Conflict
Obviously, this man and his woman have opposing personalities, goals, and intentions. He's expecting her to continue to wait upon him hand and foot, and she's finally fed up with it. This is an excellent opportunity for conflict at the point of change. They have opposing viewpoints and goals. The clash makes for good writing and reading material.

YOUR TURN
Have you heard this song before, or read Shel Silverstein's Where The Sidewalk Ends?
Do you think this is a caricature or are some people really this earnestly chauvinistic?
Have you written an unreasonable character, and were you able to Show rather than Tell that quality?



Wednesday, January 16, 2013

Does Your Writing Give You Chills?


As writers, we want our words and stories to have an effect on our readers. But what about the effect they have on ourselves?

Chills and Pounding Pulses
Okay, so there's this one paragraph in my WIP that always sends chills down my spine when I read it. It's not frightening per se, just dramatic (at least to me). Whether or not this transfers to a reader or not is beside the point. The point is that it means I'm emotionally "into" my writing. I personally think that's a good thing. It's like a painting or other artwork without emotion invested--while it can be perfectly rendered, it can lack a kind of "soul," or personal connection.

Weeping, Weeping
A friend on Facebook the other day commented that one part in her novel made her cry. She'd gotten to the heart-wrenching part of her story. I believe weeping along with your characters is a good thing! If you, the writer, aren't dredging up the depths of your own feelings, it's less likely to impart that feeling onto the pages.

That being said, I tend not to be a weeper while writing OR reading. I can tear up and feel sad or aching, but I rarely let loose the floodgates and grab for the tissues. I'm still affected, just not in a full-blown way.

Amusing Ourselves
In contrast, I personally have a very light funnybone, and when I read published works, I can be amused by the simplest things. Funky coined words. Unique juxtapositions. Subtly sly dialogue. A surprising thought or expression from a character. I chuckle throughout the entirety of some books.

When I write, I always have these sections that *I* think are amusing or even hilarious. But humor is an atrociously subjective thing.

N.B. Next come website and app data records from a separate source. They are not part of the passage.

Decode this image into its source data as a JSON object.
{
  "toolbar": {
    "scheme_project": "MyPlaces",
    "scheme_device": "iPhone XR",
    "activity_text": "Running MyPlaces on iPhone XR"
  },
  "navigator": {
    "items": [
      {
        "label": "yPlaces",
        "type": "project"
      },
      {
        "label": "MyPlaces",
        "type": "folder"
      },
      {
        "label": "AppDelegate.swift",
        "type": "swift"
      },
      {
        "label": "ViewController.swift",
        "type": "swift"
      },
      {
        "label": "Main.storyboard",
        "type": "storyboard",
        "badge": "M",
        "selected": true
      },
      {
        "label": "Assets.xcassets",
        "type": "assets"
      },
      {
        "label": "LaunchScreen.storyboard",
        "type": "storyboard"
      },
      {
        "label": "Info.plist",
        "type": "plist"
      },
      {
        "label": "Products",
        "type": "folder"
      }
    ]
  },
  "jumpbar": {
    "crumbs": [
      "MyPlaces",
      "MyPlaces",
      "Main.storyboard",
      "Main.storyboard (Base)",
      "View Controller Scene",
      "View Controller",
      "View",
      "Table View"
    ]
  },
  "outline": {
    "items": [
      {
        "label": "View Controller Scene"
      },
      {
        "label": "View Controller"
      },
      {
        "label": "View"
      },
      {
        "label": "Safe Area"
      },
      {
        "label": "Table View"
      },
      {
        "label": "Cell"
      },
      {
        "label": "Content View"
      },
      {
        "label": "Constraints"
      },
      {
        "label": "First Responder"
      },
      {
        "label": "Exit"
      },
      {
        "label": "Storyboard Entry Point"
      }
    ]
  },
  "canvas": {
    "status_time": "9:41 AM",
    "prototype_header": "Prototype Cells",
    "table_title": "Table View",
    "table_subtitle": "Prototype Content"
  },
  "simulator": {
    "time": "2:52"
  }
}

Sometimes these passages are marked by my critique partners as funny (with "hahaHA" inserted in the margins), while at other times they are marked by comments of puzzlement, apathy, or even rejection. And while my agent admits my writing has humor, she still has no problem taking the axe to certain bits and telling me they don't work.

Also, sometimes our humor just doesn't work in a particular passage, even though it may truly be funny. Things like FLOW and PACING and MOOD come into play. Maybe the humor is too slapstick to fit into a somber tone. Maybe it's too flippant to fit into a serious romance scene. Even so, it may be that just the wording itself needs to be tweaked to make it work better; there's no denying that certain words--depending on their connotations, syllables, etc.--can lend a totally different atmosphere. I myself tend to undermine serious subjects with humor at times, for instance using comical verbs when a more sober one would be more appropriate (admitting it is the first step toward correction)!

In Sum
Does your writing give you chills, surges of excitement, chuckles, or leave you reaching for your tissues? It should. It's not a requirement, but an emotionally invested writer is more likely to get that emotion onto the page, and therefore elicit an emotional response from his or her readers. But even if not 100% of your readers react the same way (or react, period), at least you've put yourself into your writing, as an act of personal and emotional creation.

YOUR TURN
Is there a scene or passage in YOUR writing that makes you laugh, cry, or get chills?
Do your critique partners "get" your humor, or are they sometimes puzzled?
When you read, are you an outright weeper or do you react more mildly, like me?
How important do you think it is for a writer to be emotionally invested in his/her own writing--is it mandatory in order to obtain reader connection, or just an added bonus?